Living in the present

Harold Jarche pulled this chunk from Ekso Kilpis’ post on Complexity. The new world between chance and choice. Kilpis is looking at complexity science and the light it casts on how we should manage in a networked world where change is not linear.

The sciences of complexity change our perspective and thinking. Perhaps, as a result we should, especially in management, focus more attention on what we are doing than what we should be doing. Following the thinking presented by the most advanced scientific researchers, the important question to answer is not what should happen in the future, but what is happening now?

This complexity stuff can be heavy science, but this makes human sense to me. For instance, I often find the conversation about what’s happening now, in the moment, is much more engaging than intellectual struggles over ideas about the future. For instance, tortuous conversations about how to run some future meeting only become really engaging when the speakers fess up to the feelings of stress and frustration they feel now.

Kilpis continues:

Our focus should be on the communicative interaction creating the continuously developing pattern that is our life

Dense language but I think it means living more in the present, with greater awareness of what’s happening now, what all our senses are telling us, and less fantasising about unmanageable things and people outside our control.

4 thoughts on “Living in the present

  1. Geoff Brown

    Again you point out the “Dilbert” conflict b/w the world of ‘what we want’ and the present moment of what we can do. The frustration of staff at the edges of a large government agency I work with is really clear. These people are connected to the moment x moment world and know we need to engage with what is happening now. A few levels above them, people appear stuck on trying to plan for and control the future risks.

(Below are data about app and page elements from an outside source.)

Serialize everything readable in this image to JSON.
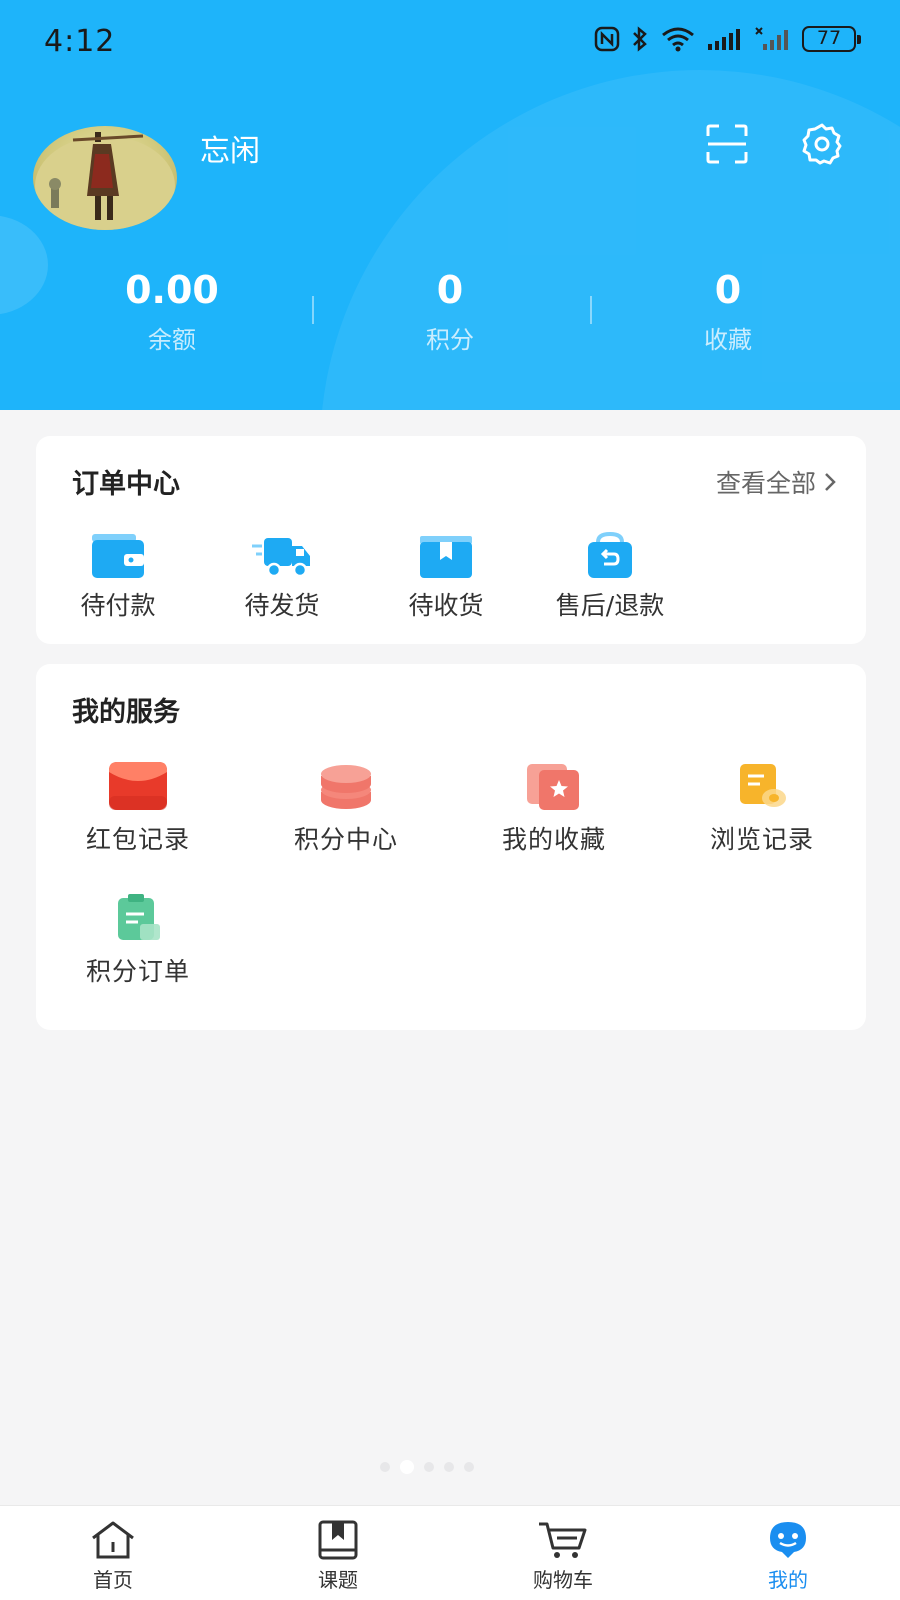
{
  "status_bar": {
    "time": "4:12",
    "battery": "77"
  },
  "profile": {
    "username": "忘闲"
  },
  "stats": [
    {
      "value": "0.00",
      "label": "余额"
    },
    {
      "value": "0",
      "label": "积分"
    },
    {
      "value": "0",
      "label": "收藏"
    }
  ],
  "orders": {
    "title": "订单中心",
    "view_all": "查看全部",
    "items": [
      {
        "label": "待付款",
        "icon": "wallet-icon"
      },
      {
        "label": "待发货",
        "icon": "truck-icon"
      },
      {
        "label": "待收货",
        "icon": "package-icon"
      },
      {
        "label": "售后/退款",
        "icon": "refund-bag-icon"
      }
    ]
  },
  "services": {
    "title": "我的服务",
    "items": [
      {
        "label": "红包记录",
        "icon": "red-envelope-icon"
      },
      {
        "label": "积分中心",
        "icon": "coin-stack-icon"
      },
      {
        "label": "我的收藏",
        "icon": "favorite-card-icon"
      },
      {
        "label": "浏览记录",
        "icon": "history-note-icon"
      },
      {
        "label": "积分订单",
        "icon": "clipboard-icon"
      }
    ]
  },
  "tabbar": {
    "items": [
      {
        "label": "首页",
        "icon": "home-icon"
      },
      {
        "label": "课题",
        "icon": "book-icon"
      },
      {
        "label": "购物车",
        "icon": "cart-icon"
      },
      {
        "label": "我的",
        "icon": "profile-mascot-icon",
        "active": true
      }
    ]
  },
  "colors": {
    "header_bg": "#1eb4fa",
    "accent": "#1a8ef0",
    "page_bg": "#f5f5f6"
  }
}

    It takes those from outside their world to shine a light on this difference.

    Reply
  2. Dermot Casey

    It sound akin to a lot of what Maturana and Varela were saying twenty years ago. Must dig into it a little deeper

    Reply

Leave a Reply

Your email address will not be published. Required fields are marked *

You may use these HTML tags and attributes: <a href="" title=""> <abbr title=""> <acronym title=""> <b> <blockquote cite=""> <cite> <code> <del datetime=""> <em> <i> <q cite=""> <strike> <strong>